Wednesday, April 8, 2009

Nature vs. Nurture

The debate between nature and nurture has been a common argument in society for the last few decades. There are many proponents of the idea that parenting and the environment are the most important influences of how a child will grow and mature. Without the proper parenting and home environment children will not grow to their full potential. There is this notion that when we are born we need the proper direction and upbringing to mature normally because we are blank slates. This notion contrasts the other side of the argument, nature, which emphasizes the idea that our heredity determines in large part how we grow and mature with an insignificant influence of our home environment. There is, however, a significant influence on childhood development by unique experiences such as neglect and abuse, injury, illness, death in the family, etc. The argument of nature is by far stronger and coherent then the idea that proper nurturing is the most significant factor of proper childhood development.

Many psychologists and sociologists are on the side of the nurture argument. They believe that parenting is the single most important factor in a child's life and without it a child will grow up being helpless, rebellious, dependent, and make bad decisions throughout their life. Proponents of the nurture argument base their argument on statistics that show that children that are adopted and raised by parents that have their own children develop similarly to their unrelated siblings. In addition, they purport that in other findings identical twins that are separated at birth and raised by different middle-class parents will develop differently. They also suggest that spending extra time reading to their children and buying educational toys for their babies will extremely influence the development process. However, in most cases this is not just not true because their heritable traits to a significant extent (40%-50%) govern how children will develop. We cannot forget that our biology and physiology are governed solely by our genes.

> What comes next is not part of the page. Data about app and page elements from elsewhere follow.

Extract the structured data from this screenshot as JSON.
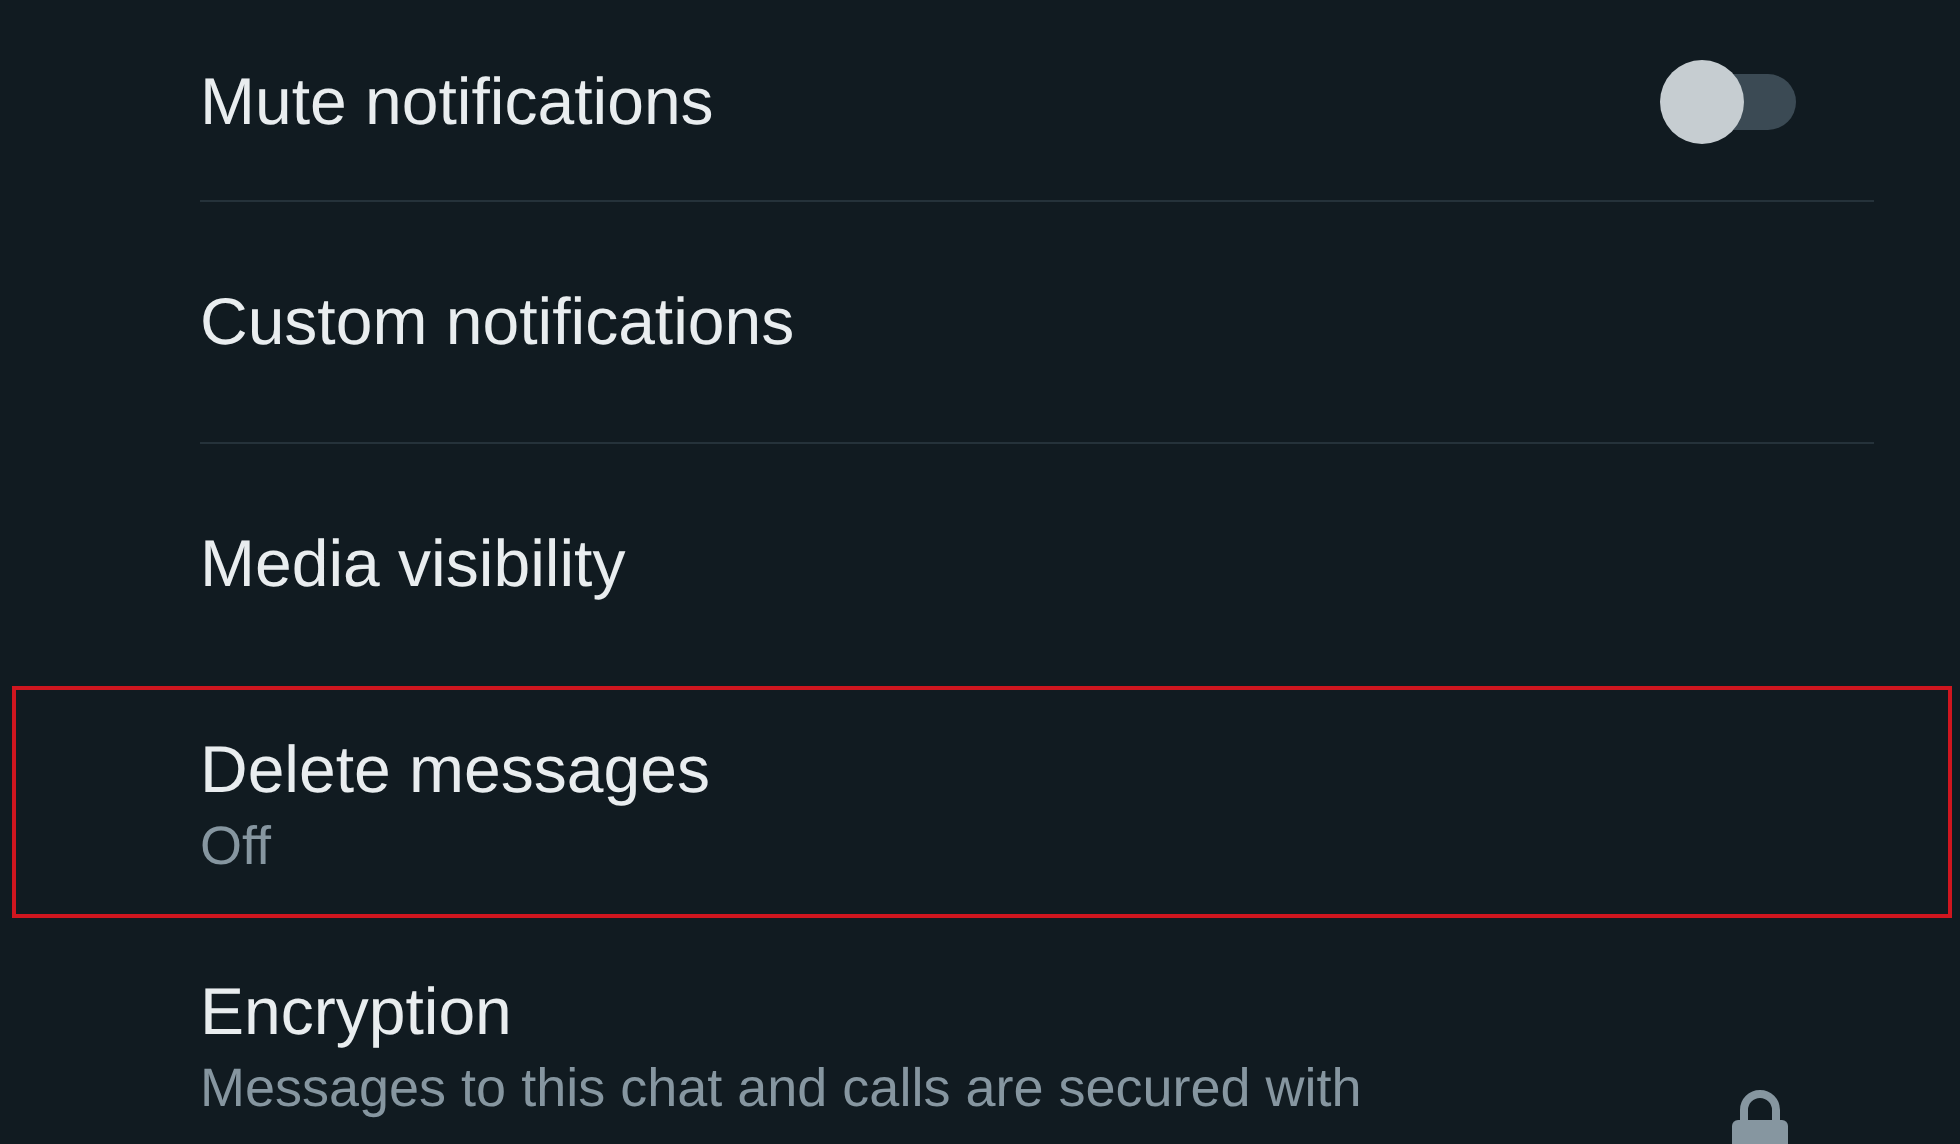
{
  "settings": [
    {
      "kind": "toggle",
      "title": "Mute notifications",
      "on": false,
      "highlighted": false
    },
    {
      "kind": "plain",
      "title": "Custom notifications",
      "highlighted": false
    },
    {
      "kind": "plain",
      "title": "Media visibility",
      "highlighted": false
    },
    {
      "kind": "subtitle",
      "title": "Delete messages",
      "subtitle": "Off",
      "highlighted": true
    },
    {
      "kind": "lock",
      "title": "Encryption",
      "subtitle": "Messages to this chat and calls are secured with",
      "highlighted": false
    }
  ]
}
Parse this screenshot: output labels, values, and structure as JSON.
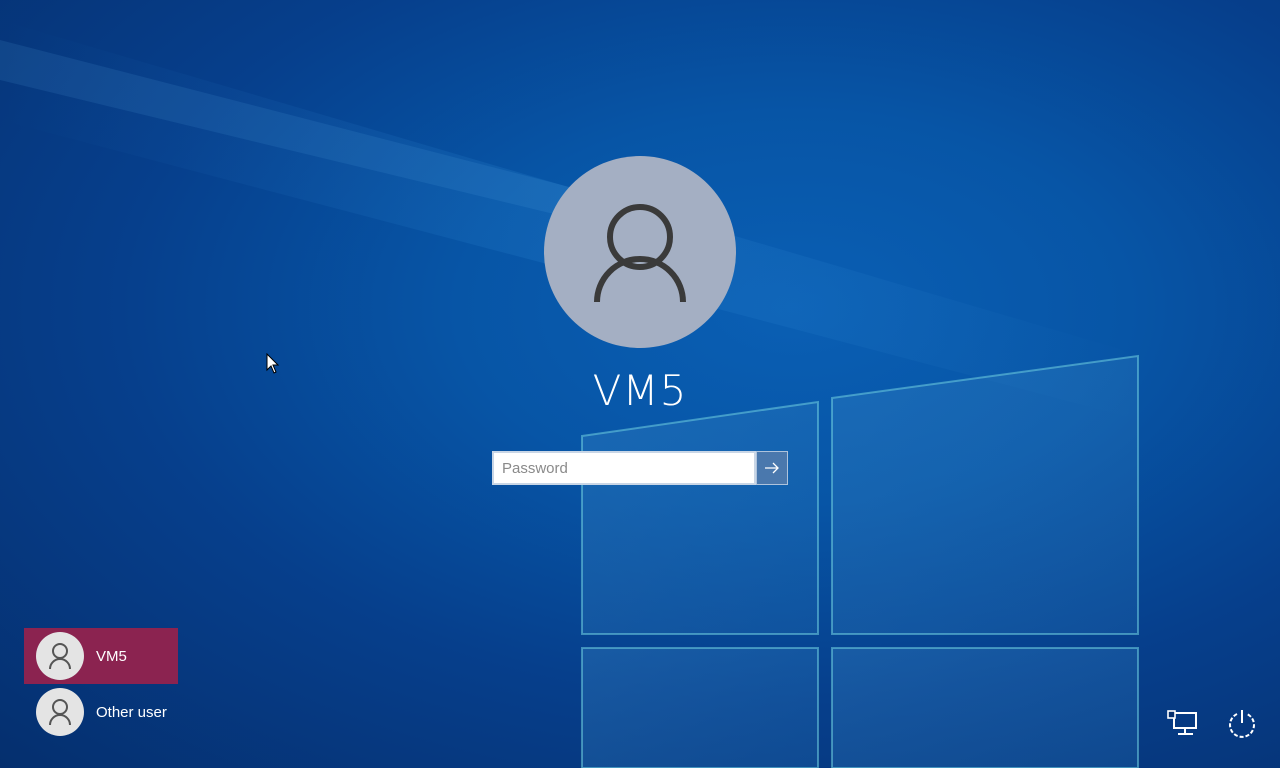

In a scientific sense it is easy to understand why the nature argument is far superior to the nurture argument. There are many scientific studies that have determined that identical twins that are raised separately by different parents will develop similarly regardless of how they are raised. Based on their genetics they will both have a larger or smaller affinity for things like cigarettes, alcohol, sports, foods, etc. because their intelligence and habits are in large part governed by their genetic traits which in this case are identical. Under certain circumstances such as a unique experience like illness or injury, the development of one twin may change due to a long-term lifestyle change. In this case, the environment would have an increased effect on development. But, under normal circumstances the former is always the case.

In actuality, we are not much different from our parents. If a parent is aggressive, which is in large part due to our genetics, their children will develop similarly. Our actions and behaviours are not simply influenced by our environment or governed by a long week of stress and worry. They are governed by our genes and by our parents' genes and by their parents' genes, etc. We are not blank slates to be molded into something that is socially acceptable. Rather, we are biological entities that already have strengths and weaknesses that are governed by our genes. If we are to live up to our potential, parents and society need to set expectations that are realistic and that are in line with the needs of individuals, not of a group of individuals. I am not supporting the idea that parenting is obsolete but rather saying that children can learn a lot from their parents because they are genetically similar and a lot of how we develop is governed by our own genetics. However, with the changing times, it is also important to accept new facts and pieces of knowledge which can further expand the minds of our children and that cannot be easily taught by the older generations.

We must break free from the nurture argument and accept that there is such a thing as human nature in the context of heredity and not the environment.